So everyone can go “fishing for algae” at low tide…
Yes, under two conditions: fishing only for algae that are still attached to a support – not drifting – and then ensuring that the harvest takes place in high-quality waters, as is the case in northern Finistère.

You mentioned the other properties of algae: what are their possible uses?
They are countless, but above all they depend on the algae species chosen. Take for example laminar seaweed: this species of seaweed is in itself a tasty food as well as an alicament with a re-mineralizing, slimming and stimulating properties. Other properties of laminar seaweed can also be used to produce plastic, food additives and even dressings.
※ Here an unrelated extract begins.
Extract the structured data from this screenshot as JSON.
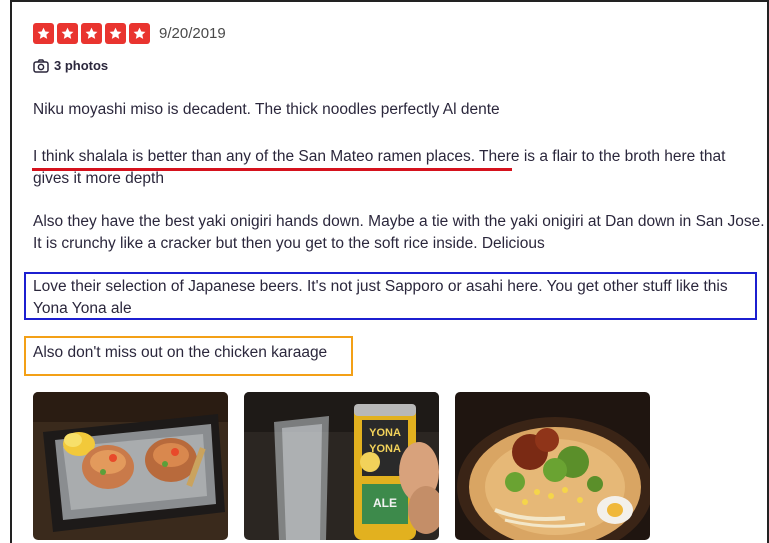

In cosmetics, it acts as a moisturizer and emollient as well as soil fertilizer…

Is Brittany at the forefront of seaweed sector exploits?
Yes and no. Not at the international level. Asian countries, led by Japan, are thousands of years ahead of us. By this I mean that they have studied, consumed and exploited algae for ages. In our country, the interest in algae has come late and is limited, especially at the culinary level. Algae have been used mainly as fuel, as fertilizer and later, in the chemical industry, but this seems anecdotal compared to the real potential of algae.
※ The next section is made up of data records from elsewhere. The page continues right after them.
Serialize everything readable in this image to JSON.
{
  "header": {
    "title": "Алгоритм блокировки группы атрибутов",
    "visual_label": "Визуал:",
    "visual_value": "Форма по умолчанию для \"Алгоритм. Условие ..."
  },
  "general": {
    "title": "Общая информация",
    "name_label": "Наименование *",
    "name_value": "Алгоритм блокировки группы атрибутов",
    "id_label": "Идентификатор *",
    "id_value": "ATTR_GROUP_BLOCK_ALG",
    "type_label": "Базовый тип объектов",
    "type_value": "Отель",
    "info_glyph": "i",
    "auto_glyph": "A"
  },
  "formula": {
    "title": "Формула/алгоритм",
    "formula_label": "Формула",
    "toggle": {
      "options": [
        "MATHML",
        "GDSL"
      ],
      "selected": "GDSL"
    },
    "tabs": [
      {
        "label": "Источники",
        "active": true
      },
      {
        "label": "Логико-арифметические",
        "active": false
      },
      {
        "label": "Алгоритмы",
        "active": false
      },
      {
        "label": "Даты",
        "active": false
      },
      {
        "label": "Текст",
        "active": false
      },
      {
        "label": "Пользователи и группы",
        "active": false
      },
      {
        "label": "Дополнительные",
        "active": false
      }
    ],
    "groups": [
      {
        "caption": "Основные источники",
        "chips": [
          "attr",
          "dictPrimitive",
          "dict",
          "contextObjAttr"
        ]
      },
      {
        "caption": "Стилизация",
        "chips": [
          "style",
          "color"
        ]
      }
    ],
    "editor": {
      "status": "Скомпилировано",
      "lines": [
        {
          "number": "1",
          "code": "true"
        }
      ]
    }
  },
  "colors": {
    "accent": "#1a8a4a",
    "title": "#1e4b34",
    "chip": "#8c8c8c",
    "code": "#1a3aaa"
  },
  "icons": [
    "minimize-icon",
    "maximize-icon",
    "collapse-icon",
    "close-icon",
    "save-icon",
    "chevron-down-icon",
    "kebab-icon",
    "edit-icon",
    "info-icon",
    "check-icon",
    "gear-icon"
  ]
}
On the other hand, it is true that Brittany is, in France, the most dynamic region in terms of research & development and biotechnologies in the field of algae. Algae as a resource is almost inexhaustible, it reproduces very quickly, especially in waters of the quality of those of Finistère, and when good harvesting practices are respected.

From an economic point of view, the potential is therefore formidable, already today production is struggling to keep up with demand, but I personally regret the lack of structure and strategy within the sector. Some local actors are still too often inward-looking and do not always see the value in uniting and pooling resources. There is room for everyone, all energies, all creativity.

Your conclusion
Seaweed is the future. Brittany has a historic chance at a front row seat in the exploitation of a virtuous food, but for this to happen, all the players in the sector must work together.

About Régine Queva
Regine Quéva, a teacher by training and profession, has written nearly twenty specialized books on natural products. She fell in love with seaweed almost 10 years ago, she entertains seaweed outings, cooking workshops and passionately transmits her in-depth knowledge on the subject.
In 2016, she founded the association “Food'algues” which aims to train, inform and federate the general public and professionals around the Breton algae industry. During the same time, the Food'Algues website, the first collaborative website dedicated to Breton seaweed cooking, was born.

Further reading (in French):

Vegans: want to test seaweed cooking?
To read: a seaweed recipe for vegans! by Régine Queva

Want to discover seaweed in holiday mode?
Go on the Secrets of the algae reality tour by France écotours